[Component data from apps and pages]
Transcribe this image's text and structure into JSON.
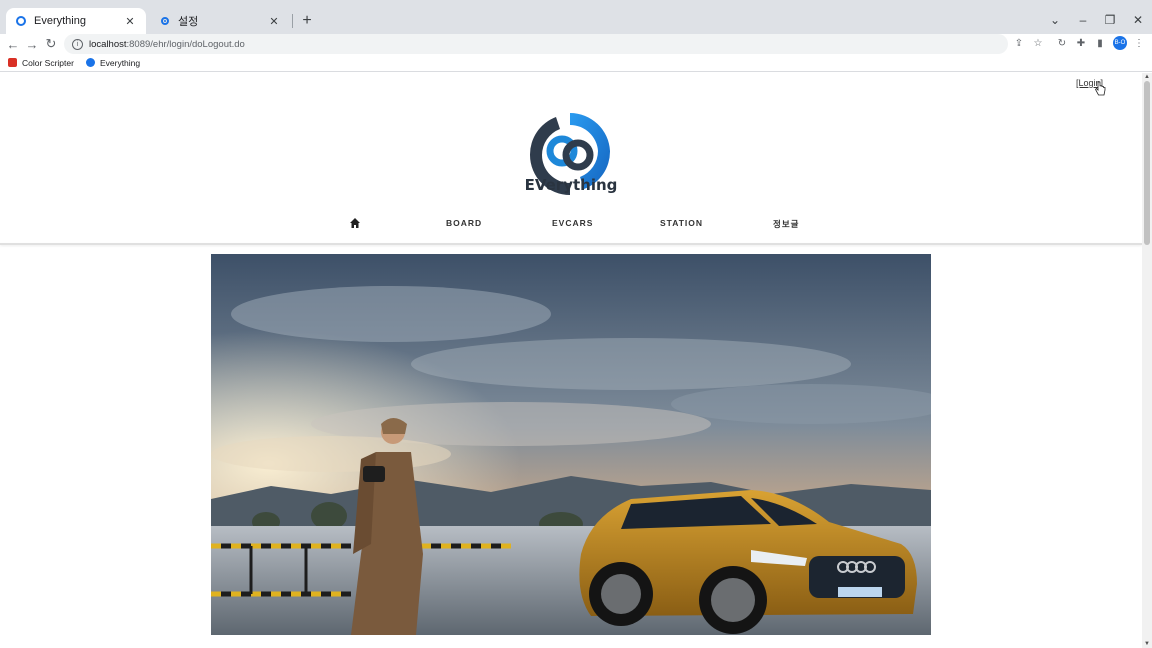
{
  "browser": {
    "tabs": [
      {
        "title": "Everything",
        "active": true
      },
      {
        "title": "설정",
        "active": false
      }
    ],
    "url_host": "localhost",
    "url_path": ":8089/ehr/login/doLogout.do",
    "profile_initials": "B-O",
    "bookmarks": [
      {
        "label": "Color Scripter",
        "color": "#d93025"
      },
      {
        "label": "Everything",
        "color": "#1a73e8"
      }
    ]
  },
  "site": {
    "login_label": "[Login]",
    "logo_text": "EVerything",
    "nav": [
      {
        "label": "BOARD"
      },
      {
        "label": "EVCARS"
      },
      {
        "label": "STATION"
      },
      {
        "label": "정보글"
      }
    ],
    "hero_alt": "",
    "colors": {
      "logo_blue": "#1e88d9",
      "logo_dark": "#2a3440"
    }
  }
}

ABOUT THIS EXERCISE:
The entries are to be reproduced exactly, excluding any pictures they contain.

ANSWER TO THIS PROBLEM:
Transcribe this image's text and structure into JSON.
{
  "browser": {
    "tabs": [
      {
        "title": "Everything",
        "active": true
      },
      {
        "title": "설정",
        "active": false
      }
    ],
    "url_host": "localhost",
    "url_path": ":8089/ehr/login/doLogout.do",
    "profile_initials": "B-O",
    "bookmarks": [
      {
        "label": "Color Scripter",
        "color": "#d93025"
      },
      {
        "label": "Everything",
        "color": "#1a73e8"
      }
    ]
  },
  "site": {
    "login_label": "[Login]",
    "logo_text": "EVerything",
    "nav": [
      {
        "label": "BOARD"
      },
      {
        "label": "EVCARS"
      },
      {
        "label": "STATION"
      },
      {
        "label": "정보글"
      }
    ],
    "hero_alt": "",
    "colors": {
      "logo_blue": "#1e88d9",
      "logo_dark": "#2a3440"
    }
  }
}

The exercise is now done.